Task description » For the listing below, show each line that includes the string "kind".

[[ The data, beginning ]]

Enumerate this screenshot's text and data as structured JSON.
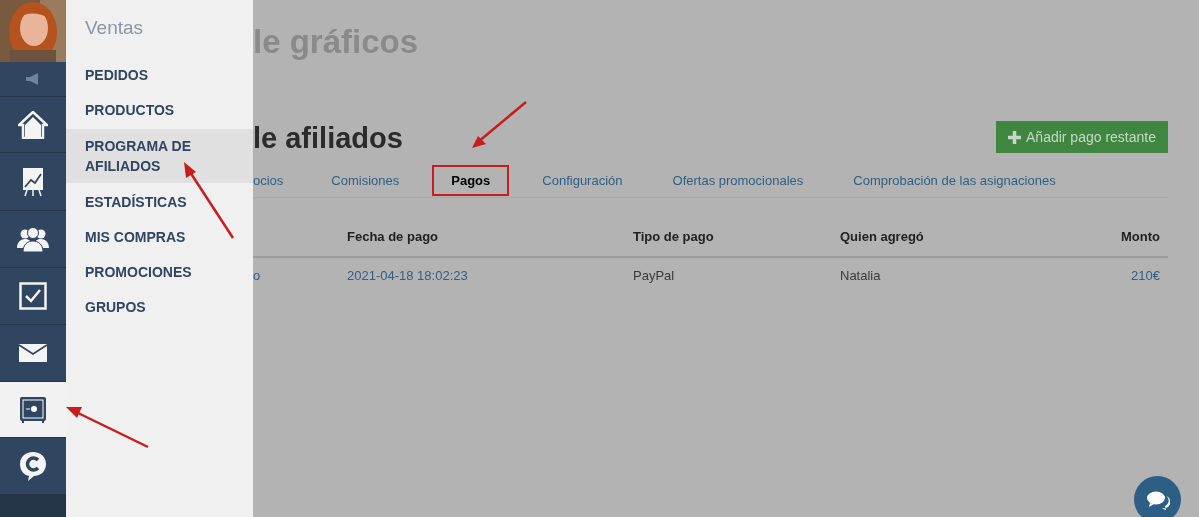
{
  "sidebar": {
    "items": [
      {
        "kind": "megaphone",
        "selected": false
      },
      {
        "kind": "home",
        "selected": false
      },
      {
        "kind": "chart",
        "selected": false
      },
      {
        "kind": "users",
        "selected": false
      },
      {
        "kind": "check",
        "selected": false
      },
      {
        "kind": "mail",
        "selected": false
      },
      {
        "kind": "safe",
        "selected": true
      },
      {
        "kind": "logo",
        "selected": false
      }
    ]
  },
  "flyout": {
    "title": "Ventas",
    "items": [
      {
        "label": "PEDIDOS",
        "selected": false
      },
      {
        "label": "PRODUCTOS",
        "selected": false
      },
      {
        "label": "PROGRAMA DE AFILIADOS",
        "selected": true
      },
      {
        "label": "ESTADÍSTICAS",
        "selected": false
      },
      {
        "label": "MIS COMPRAS",
        "selected": false
      },
      {
        "label": "PROMOCIONES",
        "selected": false
      },
      {
        "label": "GRUPOS",
        "selected": false
      }
    ]
  },
  "page": {
    "title": "le gráficos",
    "section_title": "le afiliados",
    "add_button": "Añadir pago restante",
    "tabs": [
      {
        "label": "ocios",
        "selected": false
      },
      {
        "label": "Comisiones",
        "selected": false
      },
      {
        "label": "Pagos",
        "selected": true
      },
      {
        "label": "Configuración",
        "selected": false
      },
      {
        "label": "Ofertas promocionales",
        "selected": false
      },
      {
        "label": "Comprobación de las asignaciones",
        "selected": false
      }
    ],
    "table": {
      "columns": [
        "",
        "Fecha de pago",
        "Tipo de pago",
        "Quien agregó",
        "Monto"
      ],
      "rows": [
        {
          "cells": [
            "o",
            "2021-04-18 18:02:23",
            "PayPal",
            "Natalia",
            "210€"
          ]
        }
      ]
    }
  }
}
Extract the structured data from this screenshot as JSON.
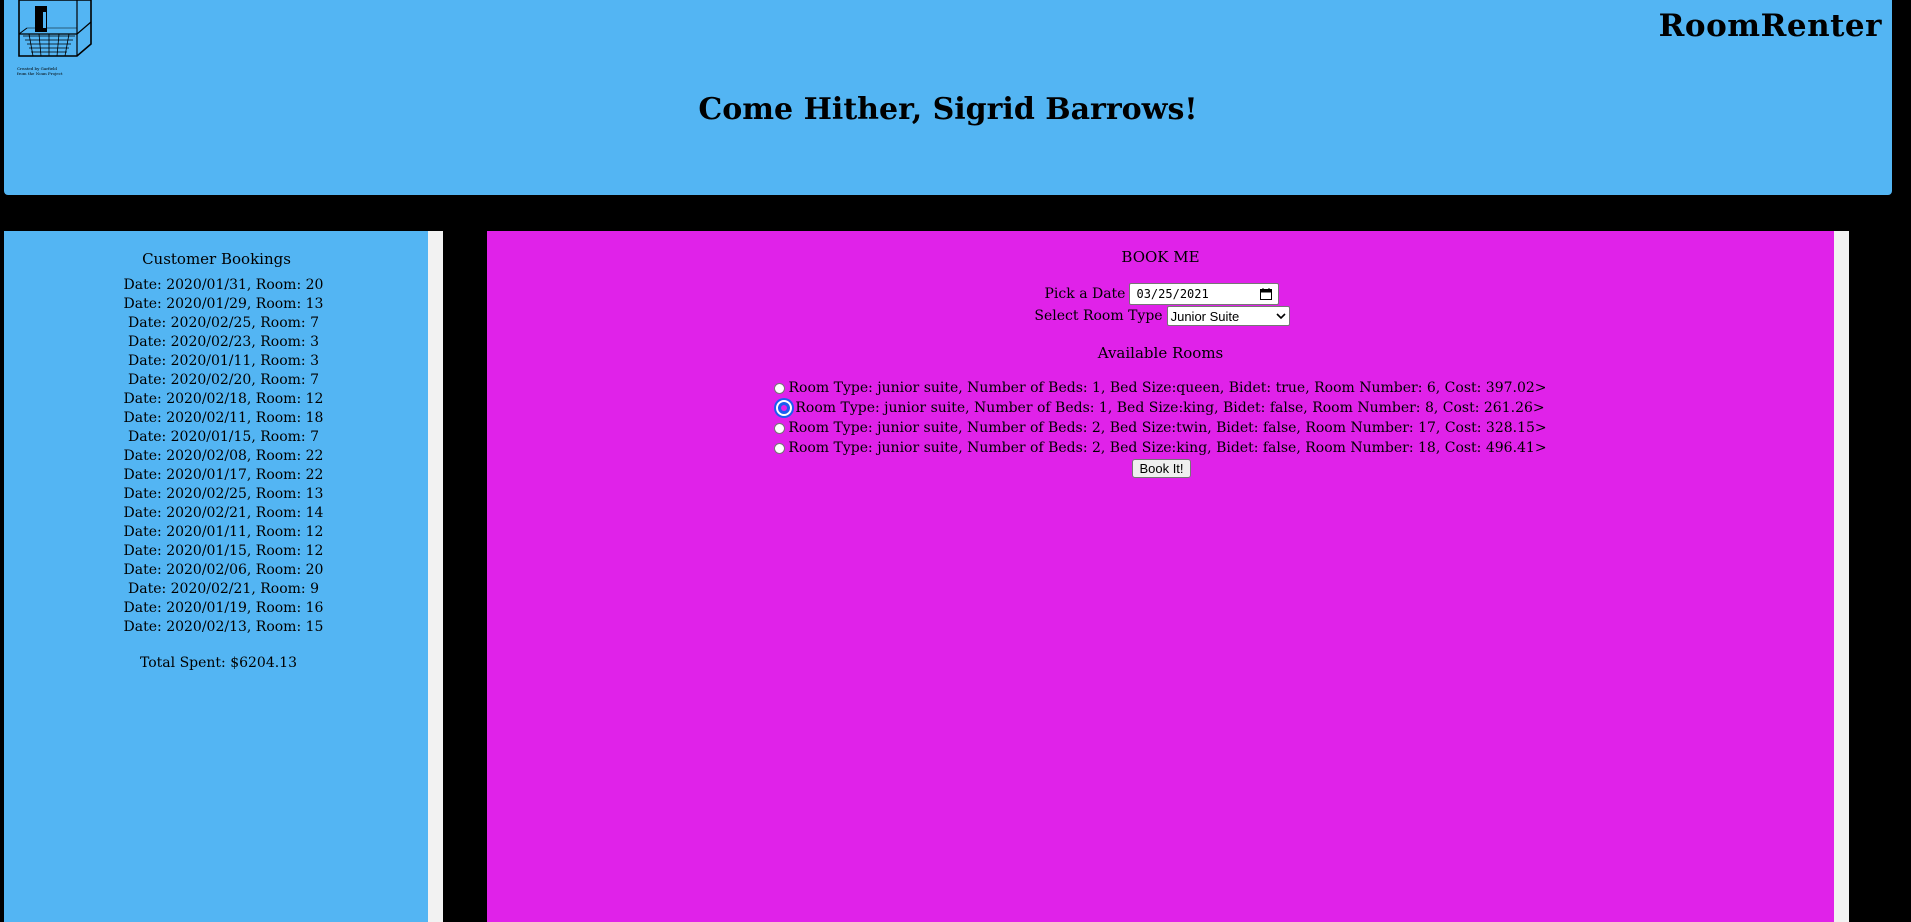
{
  "header": {
    "brand": "RoomRenter",
    "greeting": "Come Hither, Sigrid Barrows!",
    "logo_caption_1": "Created by Garfield",
    "logo_caption_2": "from the Noun Project",
    "background_color": "#53b5f3"
  },
  "sidebar": {
    "title": "Customer Bookings",
    "bookings": [
      "Date: 2020/01/31, Room: 20",
      "Date: 2020/01/29, Room: 13",
      "Date: 2020/02/25, Room: 7",
      "Date: 2020/02/23, Room: 3",
      "Date: 2020/01/11, Room: 3",
      "Date: 2020/02/20, Room: 7",
      "Date: 2020/02/18, Room: 12",
      "Date: 2020/02/11, Room: 18",
      "Date: 2020/01/15, Room: 7",
      "Date: 2020/02/08, Room: 22",
      "Date: 2020/01/17, Room: 22",
      "Date: 2020/02/25, Room: 13",
      "Date: 2020/02/21, Room: 14",
      "Date: 2020/01/11, Room: 12",
      "Date: 2020/01/15, Room: 12",
      "Date: 2020/02/06, Room: 20",
      "Date: 2020/02/21, Room: 9",
      "Date: 2020/01/19, Room: 16",
      "Date: 2020/02/13, Room: 15"
    ],
    "total": "Total Spent: $6204.13"
  },
  "main": {
    "title": "BOOK ME",
    "date_label": "Pick a Date",
    "date_value": "03/25/2021",
    "room_type_label": "Select Room Type",
    "room_type_value": "Junior Suite",
    "available_title": "Available Rooms",
    "rooms": [
      {
        "text": "Room Type: junior suite, Number of Beds: 1, Bed Size:queen, Bidet: true, Room Number: 6, Cost: 397.02>",
        "selected": false
      },
      {
        "text": "Room Type: junior suite, Number of Beds: 1, Bed Size:king, Bidet: false, Room Number: 8, Cost: 261.26>",
        "selected": true
      },
      {
        "text": "Room Type: junior suite, Number of Beds: 2, Bed Size:twin, Bidet: false, Room Number: 17, Cost: 328.15>",
        "selected": false
      },
      {
        "text": "Room Type: junior suite, Number of Beds: 2, Bed Size:king, Bidet: false, Room Number: 18, Cost: 496.41>",
        "selected": false
      }
    ],
    "book_button": "Book It!",
    "background_color": "#e022e9"
  }
}
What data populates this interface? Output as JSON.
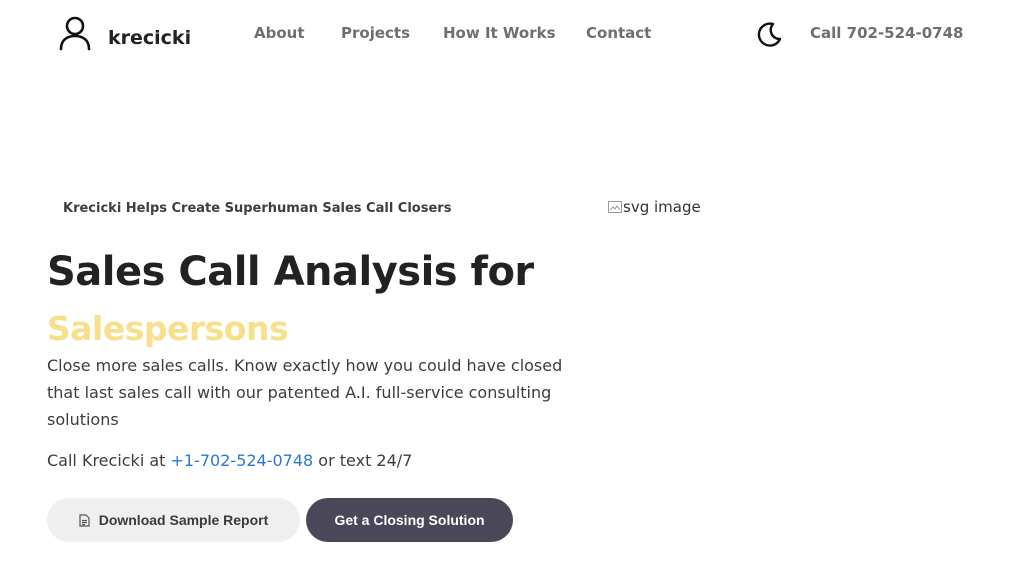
{
  "header": {
    "brand": "krecicki",
    "nav": [
      "About",
      "Projects",
      "How It Works",
      "Contact"
    ],
    "call_label": "Call 702-524-0748"
  },
  "hero": {
    "eyebrow": "Krecicki Helps Create Superhuman Sales Call Closers",
    "headline": "Sales Call Analysis for",
    "highlight": "Salespersons",
    "lead": "Close more sales calls. Know exactly how you could have closed that last sales call with our patented A.I. full-service consulting solutions",
    "contact_prefix": "Call Krecicki at ",
    "contact_phone": "+1-702-524-0748",
    "contact_suffix": " or text 24/7",
    "image_alt": "svg image"
  },
  "buttons": {
    "download": "Download Sample Report",
    "closing": "Get a Closing Solution"
  },
  "colors": {
    "highlight": "#f7e08c",
    "link": "#2a78d4",
    "primary_button": "#4a4858",
    "secondary_button": "#efefef"
  },
  "icons": {
    "brand": "user-icon",
    "theme_toggle": "moon-icon",
    "download": "document-icon",
    "image": "broken-image-icon"
  }
}
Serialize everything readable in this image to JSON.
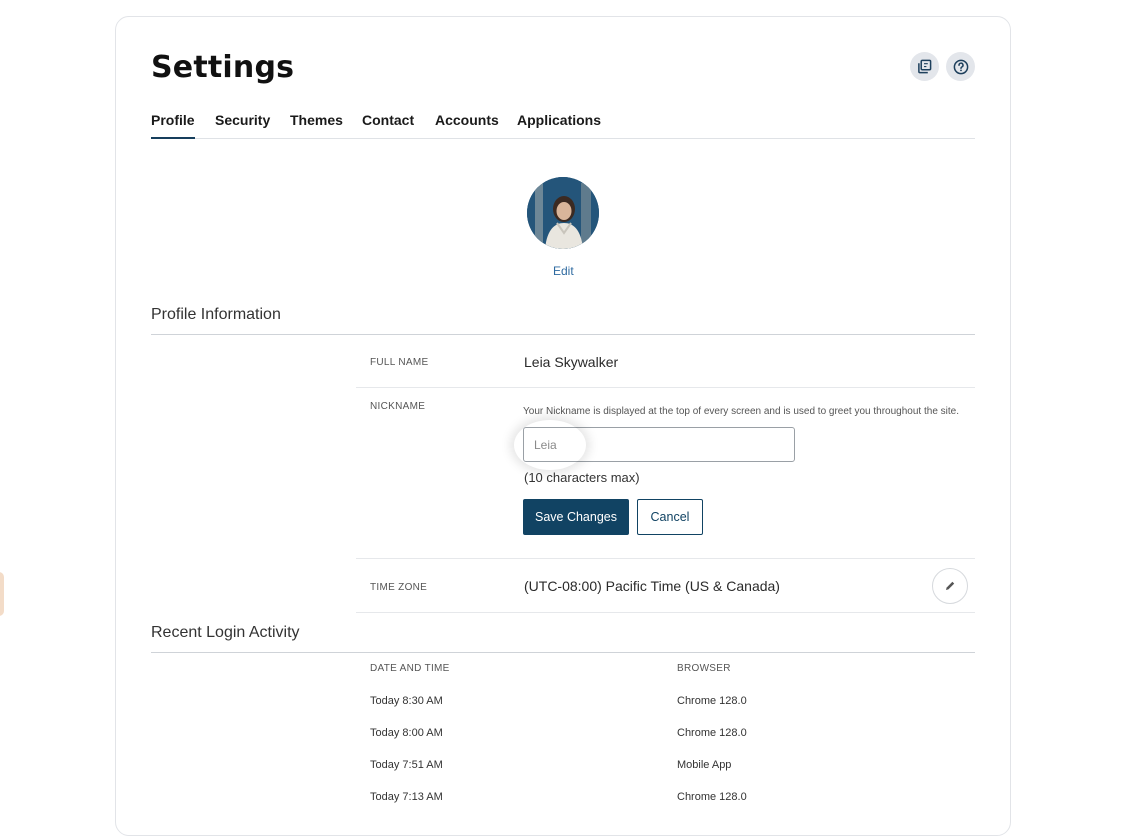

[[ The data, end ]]

Answer for the task »
        "kind": "megaphone",
        "kind": "home",
        "kind": "chart",
        "kind": "users",
        "kind": "check",
        "kind": "mail",
        "kind": "safe",
        "kind": "logo",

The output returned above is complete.